“The players are so coddled now, and rightfully so because there’s so much money in the game,” he commented. “Back then, if you said ‘oh, my elbow is tight. I don’t know if I can pitch,’ they would say ‘well you can go home and sell used cars on your buddy’s lot.’ Now, the players go ‘oh, I’ve got post-nasal drip’ [and they say] ‘we’re going to put you on the DL.'”

The game has changed from a toughness standpoint, and most of that stems from the massive rise in salaries over the past couple decades. Players are seen more as investments these days, and ball clubs have an incentive to protect their prizes rather than wear them out.

John played from 1963 to 1974 before having what was then groundbreaking surgery that would come to bear his name. The procedure replaced a torn ligament in the elbow of his pitching arm with a tendon from his forearm. After a year of recovery, he returned for the 1976 season and went on to pitch an astounding 13 more seasons. Retiring in 1989, the 46-year-old tied MLB’s then-current record for most seasons played (26).

His toughness can never be questioned, given his history and resume. But money aside, the reason players played through pain is straightforward.

“Back then, you kept your mouth shut because you wanted to play,” John explained. “I probably had 50 cortisone injections in my elbow for the pain.


The surgery was his absolute last resort, given the certainty of missing time and the risk inherent in such an untested procedure. Taking that leap and going on to pitch successfully for years after revolutionized pitching and baseball.

“I was the first player on the planet, not just major league, to have it done,” John continued. “I had it done on September 25, 1974. On September 26, 1975, I pitched my first game back in the instructional league at Arizona, and I started seven games in 28 days… I never missed a start in those 13 years [after surgery], and that’s something that is overlooked by so many people.”

A lot of the technology to help pitchers recover after games didn’t exist then and, according to John, teams in the earlier days didn’t even bother to ice him down. They just gave a quick massage before he left the locker room. He would pitch again three days after a nine-inning performance.
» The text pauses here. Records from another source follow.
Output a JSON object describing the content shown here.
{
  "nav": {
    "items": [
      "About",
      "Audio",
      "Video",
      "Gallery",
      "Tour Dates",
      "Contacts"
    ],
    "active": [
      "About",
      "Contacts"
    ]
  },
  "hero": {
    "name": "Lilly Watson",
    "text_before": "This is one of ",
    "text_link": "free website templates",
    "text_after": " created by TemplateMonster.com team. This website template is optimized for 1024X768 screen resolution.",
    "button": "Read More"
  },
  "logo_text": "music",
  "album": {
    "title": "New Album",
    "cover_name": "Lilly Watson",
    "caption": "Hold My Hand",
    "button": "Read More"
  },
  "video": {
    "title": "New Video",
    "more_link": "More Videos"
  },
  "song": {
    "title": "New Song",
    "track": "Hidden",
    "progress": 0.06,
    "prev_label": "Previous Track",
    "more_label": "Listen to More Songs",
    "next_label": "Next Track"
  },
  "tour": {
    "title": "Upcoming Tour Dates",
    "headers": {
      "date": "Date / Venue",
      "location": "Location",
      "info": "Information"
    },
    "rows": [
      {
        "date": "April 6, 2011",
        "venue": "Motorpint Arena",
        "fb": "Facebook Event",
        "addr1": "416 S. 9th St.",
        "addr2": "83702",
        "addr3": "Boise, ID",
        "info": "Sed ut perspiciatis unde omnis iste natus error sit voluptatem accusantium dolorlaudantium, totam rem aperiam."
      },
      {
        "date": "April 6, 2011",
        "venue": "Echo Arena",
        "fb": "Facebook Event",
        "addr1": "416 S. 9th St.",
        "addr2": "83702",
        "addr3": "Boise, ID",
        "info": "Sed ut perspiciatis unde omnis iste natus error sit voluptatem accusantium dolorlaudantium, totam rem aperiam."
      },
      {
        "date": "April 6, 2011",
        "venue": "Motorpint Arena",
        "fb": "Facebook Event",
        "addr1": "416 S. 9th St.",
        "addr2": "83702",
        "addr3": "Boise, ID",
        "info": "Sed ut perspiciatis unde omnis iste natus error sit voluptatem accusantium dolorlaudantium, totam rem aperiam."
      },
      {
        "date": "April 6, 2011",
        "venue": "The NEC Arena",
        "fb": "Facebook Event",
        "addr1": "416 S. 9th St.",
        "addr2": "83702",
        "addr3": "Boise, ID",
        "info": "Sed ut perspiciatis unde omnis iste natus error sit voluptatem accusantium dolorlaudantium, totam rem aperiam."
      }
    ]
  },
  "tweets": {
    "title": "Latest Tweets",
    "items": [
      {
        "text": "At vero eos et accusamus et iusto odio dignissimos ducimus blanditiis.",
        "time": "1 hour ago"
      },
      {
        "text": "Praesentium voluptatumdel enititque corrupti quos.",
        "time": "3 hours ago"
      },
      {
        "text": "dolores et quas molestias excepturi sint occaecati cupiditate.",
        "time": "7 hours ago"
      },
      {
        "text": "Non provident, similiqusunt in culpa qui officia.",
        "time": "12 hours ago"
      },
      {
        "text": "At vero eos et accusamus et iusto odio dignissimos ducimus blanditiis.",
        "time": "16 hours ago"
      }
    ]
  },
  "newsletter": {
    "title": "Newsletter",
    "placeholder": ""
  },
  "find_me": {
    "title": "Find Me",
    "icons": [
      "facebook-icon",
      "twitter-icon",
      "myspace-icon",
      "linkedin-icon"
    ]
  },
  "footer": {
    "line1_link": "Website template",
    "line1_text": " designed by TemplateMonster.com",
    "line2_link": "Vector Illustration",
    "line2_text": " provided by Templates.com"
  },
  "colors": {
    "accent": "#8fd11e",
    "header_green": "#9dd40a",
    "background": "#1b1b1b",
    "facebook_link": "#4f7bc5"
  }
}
Major league teams today treat their pitchers much more gently, with strict pitch counts and more advanced options for recovery. Yet Tommy John surgery is still very common. So why do so many pitchers still require it, and at such a young age?

“A lot of guys are abusing their arms early on in their careers, not pro careers, but when they’re youngsters pitching 12 months a year on travel clubs,” he explained. “It just means that they’re unfortunate, but they’re fortunate Tommy John went through it back in ’74 and the surgery is such a success now — it’s close to 90 percent successful.”

To hear to the full interview with the MLB’s ultimate tough-guy, listen to the latest episode of Gold Tone with Seth Gold on CBS Radio’s podcast network.

Rahul Lal is an LA native stuck in a lifelong, love-hate relationship with the Lakers, Dodgers and Raiders. You can follow him on Twitter here.